Building Information Modeling (BIM) is one of the most visible aspects of a deep and fundamental change that is rapidly transforming the global construction industry.

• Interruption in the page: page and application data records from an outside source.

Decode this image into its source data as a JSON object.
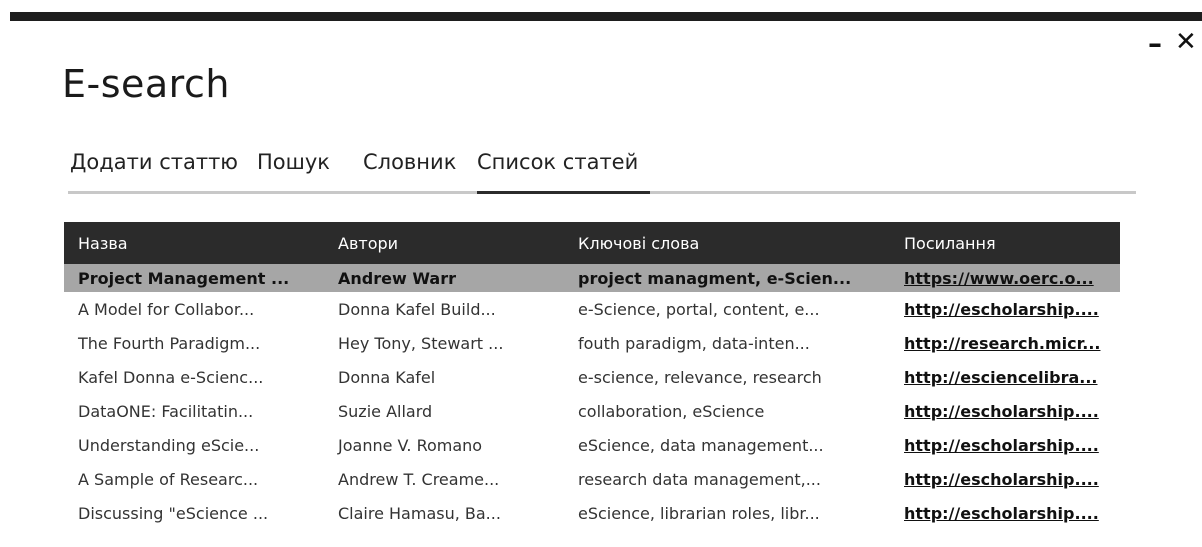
{
  "window": {
    "minimize_label": "–",
    "close_label": "✕"
  },
  "app": {
    "title": "E-search"
  },
  "tabs": [
    {
      "label": "Додати статтю",
      "active": false
    },
    {
      "label": "Пошук",
      "active": false
    },
    {
      "label": "Словник",
      "active": false
    },
    {
      "label": "Список статей",
      "active": true
    }
  ],
  "table": {
    "columns": [
      "Назва",
      "Автори",
      "Ключові слова",
      "Посилання"
    ],
    "rows": [
      [
        "Project Management ...",
        "Andrew Warr",
        "project managment, e-Scien...",
        "https://www.oerc.o..."
      ],
      [
        "A Model for Collabor...",
        "Donna Kafel Build...",
        "e-Science, portal, content, e...",
        "http://escholarship...."
      ],
      [
        "The Fourth Paradigm...",
        "Hey Tony, Stewart ...",
        "fouth paradigm, data-inten...",
        "http://research.micr..."
      ],
      [
        "Kafel Donna e-Scienc...",
        "Donna Kafel",
        "e-science, relevance, research",
        "http://esciencelibra..."
      ],
      [
        "DataONE: Facilitatin...",
        "Suzie Allard",
        "collaboration, eScience",
        "http://escholarship...."
      ],
      [
        "Understanding eScie...",
        "Joanne V. Romano",
        "eScience, data management...",
        "http://escholarship...."
      ],
      [
        "A Sample of Researc...",
        "Andrew T. Creame...",
        "research data management,...",
        "http://escholarship...."
      ],
      [
        "Discussing \"eScience ...",
        "Claire Hamasu, Ba...",
        "eScience, librarian roles, libr...",
        "http://escholarship...."
      ]
    ],
    "selected_row": 0
  },
  "colors": {
    "header_bg": "#2b2b2b",
    "selected_row_bg": "#a6a6a6",
    "tab_underline": "#c8c8c8"
  }
}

For centuries we have used symbols on paper (i.e., drawings and specifications) as the primary means to represent and communicate design intent for client approval, bidding, procurement, fabrication, construction and installation. These abstractions have no native intelligence in them and require human interpretation (i.e., reading) and manipulation (e.g., take-offs, redlines) to provide meaning and value. All other major capital and knowledge intensive industries (manufacturing, finance, etc.) have long since transitioned to datarich environments that enable virtual and automated design, analysis, fabrication and communication. And they have reaped the rewards of higher productivity, accuracy, quality and worker safety.